In conclusion, good science and the law (Federal Food, Drug, and Cosmetic Act 1997; Federal Inssecticide, Fungicide and Rodenticide Act 1972; Food Quality protections Act of 1996) require the U.S. EPA to consider all credible data when making regulatory decisions. The aldicarb human study conducted in 1992 (Wyld et al. 1992) was essential in confirming the relevance of the existing animal database and refining the risk assessment. The weight given to any particular study or data set (human or animal) can vary depending on its scientific merit, but no valid study or data set should be discounted from the evaluation process on the basis of personal and emotional arguments.

The authors declare a competing financial interest because they are employed by Bayer CropScience.


California EPA. 1989. Summary of ToxicoLogy Data: Aldicarb (Temik). Chemical Cede 000575. Sacramento, CA:California Environmental Protection Agency, Department of Pesticide Regulation, Medical Toxicology Branch. Available: [accessed 11 February 2004]

Federal Focal, Drug, and Cosmetic Act. 1997. 21USC346a. Available: [accessed 10 February 2004]

Federal Insecticide, Fungicide and Rodenticide Act. 1972. 7USC136

Food Quality Protection Act of 1996. 1996. Public Law 104-170.

Goldman LR, Beller M, Jackson RJ. 1990a. Aldicarb food poisonings in California, 1985-1988: toxicity estimates for humans. Arch Environ Health 45(3):141-147.

Goldman LR, Smith DF, Neutra RR, Saunders LD, Pond EM, Stratton J, et al. 1990b. Pesticide food poisoning from watermelons in California Environ Health 45(3):229-235.

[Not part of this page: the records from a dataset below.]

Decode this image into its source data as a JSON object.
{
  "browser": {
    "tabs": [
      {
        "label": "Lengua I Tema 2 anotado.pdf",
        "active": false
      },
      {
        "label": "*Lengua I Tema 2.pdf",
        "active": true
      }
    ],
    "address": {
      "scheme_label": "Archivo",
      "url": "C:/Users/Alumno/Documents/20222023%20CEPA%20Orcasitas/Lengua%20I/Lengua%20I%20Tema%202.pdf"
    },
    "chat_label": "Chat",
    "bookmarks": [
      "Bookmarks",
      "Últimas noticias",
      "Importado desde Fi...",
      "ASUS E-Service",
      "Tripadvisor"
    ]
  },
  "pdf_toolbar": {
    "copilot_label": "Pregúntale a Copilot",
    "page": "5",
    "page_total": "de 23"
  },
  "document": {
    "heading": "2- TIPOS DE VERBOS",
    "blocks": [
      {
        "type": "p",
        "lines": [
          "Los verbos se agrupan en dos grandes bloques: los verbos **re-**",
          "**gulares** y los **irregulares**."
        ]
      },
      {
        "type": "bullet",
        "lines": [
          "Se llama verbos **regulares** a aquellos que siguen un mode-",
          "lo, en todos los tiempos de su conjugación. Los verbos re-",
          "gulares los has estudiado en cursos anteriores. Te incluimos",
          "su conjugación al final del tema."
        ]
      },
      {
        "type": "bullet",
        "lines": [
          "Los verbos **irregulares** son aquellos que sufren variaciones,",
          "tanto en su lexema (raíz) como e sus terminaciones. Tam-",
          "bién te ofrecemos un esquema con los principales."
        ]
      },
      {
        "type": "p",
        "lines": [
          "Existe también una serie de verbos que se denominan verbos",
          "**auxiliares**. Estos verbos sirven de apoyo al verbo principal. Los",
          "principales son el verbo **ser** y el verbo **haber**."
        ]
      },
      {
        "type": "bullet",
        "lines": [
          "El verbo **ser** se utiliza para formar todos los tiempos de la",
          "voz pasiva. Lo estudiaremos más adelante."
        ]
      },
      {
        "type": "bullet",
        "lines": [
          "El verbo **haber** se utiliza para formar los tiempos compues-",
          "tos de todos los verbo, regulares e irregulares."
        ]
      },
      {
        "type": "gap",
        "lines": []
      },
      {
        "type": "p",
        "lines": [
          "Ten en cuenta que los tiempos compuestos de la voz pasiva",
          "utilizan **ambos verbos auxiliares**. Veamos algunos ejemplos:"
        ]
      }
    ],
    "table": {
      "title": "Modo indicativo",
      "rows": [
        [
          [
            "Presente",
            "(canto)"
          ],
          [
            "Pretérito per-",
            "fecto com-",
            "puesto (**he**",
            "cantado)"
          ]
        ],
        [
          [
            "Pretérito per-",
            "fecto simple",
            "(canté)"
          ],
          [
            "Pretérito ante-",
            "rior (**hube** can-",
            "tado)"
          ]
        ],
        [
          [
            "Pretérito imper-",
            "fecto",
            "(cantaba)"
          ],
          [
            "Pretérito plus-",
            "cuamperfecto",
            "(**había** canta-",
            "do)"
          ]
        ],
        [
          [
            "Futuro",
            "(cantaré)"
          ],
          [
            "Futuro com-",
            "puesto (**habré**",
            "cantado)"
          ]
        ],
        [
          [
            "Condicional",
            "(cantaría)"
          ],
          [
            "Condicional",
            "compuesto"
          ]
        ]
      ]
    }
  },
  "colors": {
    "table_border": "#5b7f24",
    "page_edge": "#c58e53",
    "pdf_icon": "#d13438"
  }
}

Rothman KH, Pastides H, Cole P. 1991. Letter from KH Rothman (Harvard School of Public Health), H Pastides (University of South Carolina), P Cole (University of Alabama at Birmingham), to the U.S. EPA. Epidemiological Review of Golman et al. Paper. Washington, DC:U.S. Environmental Protection Agency.

U.S. EPA. 2000 Comments on the Use of Data from Testing of Human Subjects. EOA-SAB-EC-00-0017. Washington, DC:U.S. Environmental Protection Agency. Available: [accessed 10 February 2004].

Wyld PJ, Watson CE, Nimmo WS, Watson N. 1992. A Safety and Tolerability Study of Aldicarb at Various Dose Levels in Healthy Male and Female Volunteers. Rhone-Poulenc, Lyon, France. ICR Project No. 003237. Inveresk Clinical Research Report No. 7786. MRID No. 42373-01. HED Document No. 0010459. Washington, DC:U.S. Environmental Protection Agency.

Abraham Tobia

Alan Ayers

Ann Blacker

Larry Hodges

Bayer CropScience

Research Triangle Park, North Carolina


Neil Carmichael

Bayer CropScience

Sophia-Antipolis, France
COPYRIGHT 2004 National Institute of Environmental Health Sciences
No portion of this article can be reproduced without the express written permission from the copyright holder.
Copyright 2004, Gale Group. All rights reserved. Gale Group is a Thomson Corporation Company.

Article Details
Printer friendly Cite/link Email Feedback
Title Annotation:Correspondence
Author:Carmichael, Neil
Publication:Environmental Health Perspectives
Date:Mar 1, 2004
Previous Article:Statement of CropLife America on pesticide testing involving human subjects.
Next Article:Reporting from Bangladesh.

Related Articles
Pesticides may challenge human immunity.
Human pesticide experimentation.
Test anxiety.
Industry testing of toxic pesticides on human subjects concluded "no effect," despite the evidence.
Human testing: Sass and Needleman respond to industry.
Testing toxic compounds in human subjects: ethical standards and good science.
Testing toxic pesticides in humans: health risks with no health benefits.
Pesticide testing in humans: ethics and public policy.
Flawed ethics recommendations of the U.S. EPA's Human Studies Review Board.

Terms of use | Privacy policy | Copyright © 2019 Farlex, Inc. | Feedback | For webmasters